Date of Award
Doctor of Nursing Practice (DNP)
The development of a nurse practitioner program in a rural community to meet the supply and demand of Nurse Practitioners (NP) in North Carolina was the focus of this project. With the recent enactment of the Patient Protection and Affordable Care Act (PPACA) (H.R. 3890), the United States (U.S.) is faced with a predicted primary care provider shortage of 45,400-65,800. According to Miller (2011) The New England Journal of Medicine ranked North Carolina as # 7 in the U.S. as having the biggest challenge of producing enough primary care providers to meet the needs of the newly insured. A detailed analysis was conducted to determine the current state of the supply of Primary Care Providers and possible solutions to the expected shortage. A portion of the results of a demand analysis identified a need of 39,000 physicians in the U.S. by 2020. North Carolina now has about 2,700 family physicians, with projections indicating the state will need 2,000 more by 2020. As physician extenders, Nurse Practitioners can help offset this shortage. Universities will need to explore NP program development to meet the demands. The need for nurse practitioner programs is warranted at both regional and national levels. In 2010 there were 10,233 qualified applicants turned away from masters' programs in the U.S. including those offering NP education (AACN, 2011). Adding a Family Nurse Practitioner (FNP) Program to the existing Master of Science in Nursing Program at a small liberal arts University is an innovative, proactive approach designed to meet the health care demands of the 21st century.
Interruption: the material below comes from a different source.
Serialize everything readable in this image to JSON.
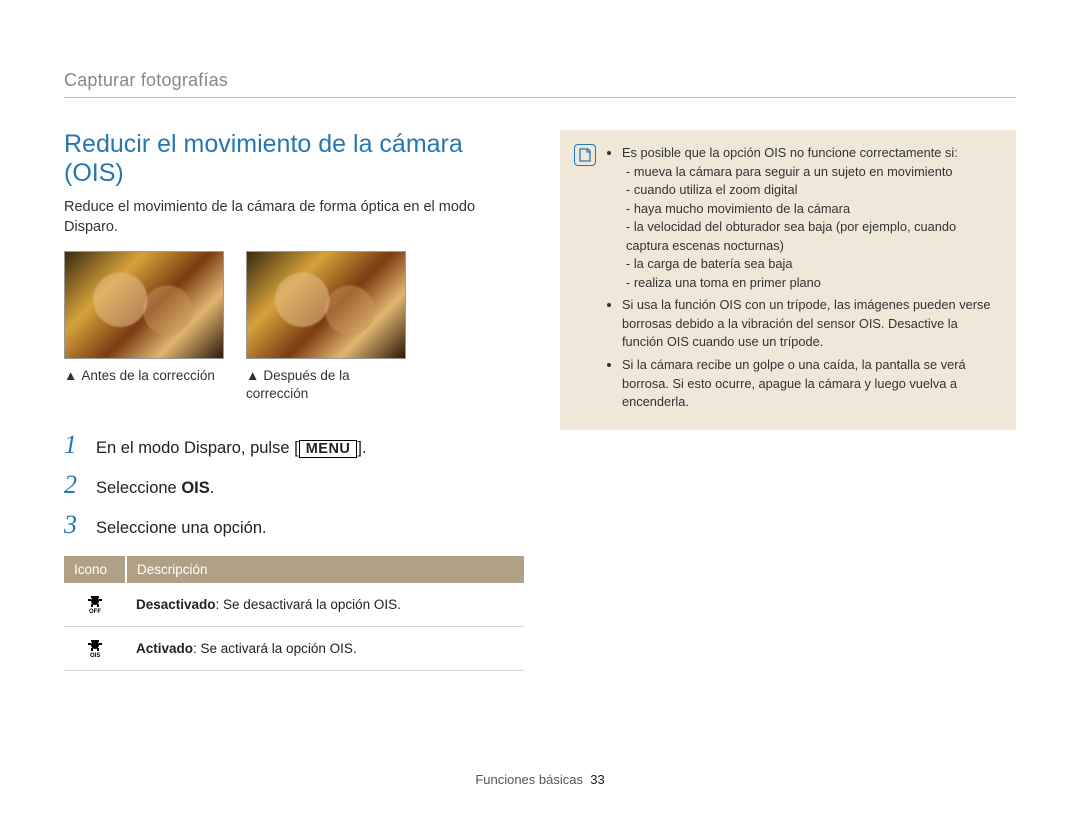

Hefner, Cassaundra, "Nurse Practitioner Supply and Demand and Development of a Family Nurse Practitioner Program" (2012). Nursing Theses and Capstone Projects. Paper 120.